→ **Exercise goal**: Search the material below for the string "interest". Return every line that holds it.
..........
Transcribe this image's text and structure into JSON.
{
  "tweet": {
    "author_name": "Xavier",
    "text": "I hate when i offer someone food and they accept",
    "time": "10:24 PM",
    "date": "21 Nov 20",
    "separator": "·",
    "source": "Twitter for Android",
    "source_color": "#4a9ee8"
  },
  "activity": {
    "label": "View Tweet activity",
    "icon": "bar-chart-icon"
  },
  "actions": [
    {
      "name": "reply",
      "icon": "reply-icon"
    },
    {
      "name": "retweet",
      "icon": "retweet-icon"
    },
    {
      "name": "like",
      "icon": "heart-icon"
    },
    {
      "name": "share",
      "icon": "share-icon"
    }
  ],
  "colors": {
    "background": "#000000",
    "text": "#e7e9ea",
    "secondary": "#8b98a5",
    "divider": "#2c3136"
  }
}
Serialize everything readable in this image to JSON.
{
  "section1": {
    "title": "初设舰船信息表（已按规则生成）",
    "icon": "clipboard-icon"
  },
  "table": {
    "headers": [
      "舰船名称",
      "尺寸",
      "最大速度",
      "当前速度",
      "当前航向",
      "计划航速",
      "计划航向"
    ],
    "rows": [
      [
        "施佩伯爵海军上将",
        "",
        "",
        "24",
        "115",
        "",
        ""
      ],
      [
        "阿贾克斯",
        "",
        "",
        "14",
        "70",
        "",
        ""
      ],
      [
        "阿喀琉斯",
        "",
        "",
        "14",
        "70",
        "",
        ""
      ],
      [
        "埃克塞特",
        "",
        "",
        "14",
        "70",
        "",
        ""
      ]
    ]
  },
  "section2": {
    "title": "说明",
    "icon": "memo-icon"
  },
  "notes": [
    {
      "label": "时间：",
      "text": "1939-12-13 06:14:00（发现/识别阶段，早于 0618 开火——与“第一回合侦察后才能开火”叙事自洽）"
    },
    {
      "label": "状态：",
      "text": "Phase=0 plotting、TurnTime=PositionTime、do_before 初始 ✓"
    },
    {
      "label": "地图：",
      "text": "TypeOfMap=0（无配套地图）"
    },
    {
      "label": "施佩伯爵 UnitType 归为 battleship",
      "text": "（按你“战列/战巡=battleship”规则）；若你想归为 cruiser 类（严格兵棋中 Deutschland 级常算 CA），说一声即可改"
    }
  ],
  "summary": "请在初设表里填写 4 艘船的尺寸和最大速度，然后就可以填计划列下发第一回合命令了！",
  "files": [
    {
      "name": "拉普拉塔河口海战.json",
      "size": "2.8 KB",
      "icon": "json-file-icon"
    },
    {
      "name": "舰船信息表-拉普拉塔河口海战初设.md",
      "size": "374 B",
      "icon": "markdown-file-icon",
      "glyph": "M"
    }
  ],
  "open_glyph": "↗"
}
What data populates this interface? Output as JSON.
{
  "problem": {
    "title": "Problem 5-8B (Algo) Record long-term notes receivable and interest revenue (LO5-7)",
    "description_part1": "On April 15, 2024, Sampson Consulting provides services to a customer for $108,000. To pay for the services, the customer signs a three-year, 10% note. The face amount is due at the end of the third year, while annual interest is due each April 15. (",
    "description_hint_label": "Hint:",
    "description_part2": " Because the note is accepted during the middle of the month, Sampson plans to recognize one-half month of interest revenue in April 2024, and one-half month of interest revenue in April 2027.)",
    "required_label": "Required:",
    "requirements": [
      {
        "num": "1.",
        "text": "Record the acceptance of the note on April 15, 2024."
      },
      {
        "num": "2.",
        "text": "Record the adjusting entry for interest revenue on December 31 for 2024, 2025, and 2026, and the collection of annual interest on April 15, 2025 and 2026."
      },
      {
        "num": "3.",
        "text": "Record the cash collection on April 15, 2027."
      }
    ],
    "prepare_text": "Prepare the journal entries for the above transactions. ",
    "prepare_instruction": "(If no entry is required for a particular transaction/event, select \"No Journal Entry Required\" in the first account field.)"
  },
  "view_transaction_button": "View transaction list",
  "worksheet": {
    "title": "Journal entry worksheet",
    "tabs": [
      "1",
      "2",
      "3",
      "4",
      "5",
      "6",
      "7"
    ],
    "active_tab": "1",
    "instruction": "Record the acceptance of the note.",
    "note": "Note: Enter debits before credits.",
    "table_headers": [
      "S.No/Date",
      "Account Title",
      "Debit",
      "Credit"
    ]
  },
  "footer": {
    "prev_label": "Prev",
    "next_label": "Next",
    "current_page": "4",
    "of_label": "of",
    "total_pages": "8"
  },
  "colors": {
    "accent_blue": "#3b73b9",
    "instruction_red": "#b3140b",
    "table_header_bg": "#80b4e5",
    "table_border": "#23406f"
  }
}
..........
→ **Expected output**:
    "title": "Problem 5-8B (Algo) Record long-term notes receivable and interest revenue (LO5-7)",
    "description_part1": "On April 15, 2024, Sampson Consulting provides services to a customer for $108,000. To pay for the services, the customer signs a three-year, 10% note. The face amount is due at the end of the third year, while annual interest is due each April 15. (",
    "description_part2": " Because the note is accepted during the middle of the month, Sampson plans to recognize one-half month of interest revenue in April 2024, and one-half month of interest revenue in April 2027.)",
        "text": "Record the adjusting entry for interest revenue on December 31 for 2024, 2025, and 2026, and the collection of annual interest on April 15, 2025 and 2026."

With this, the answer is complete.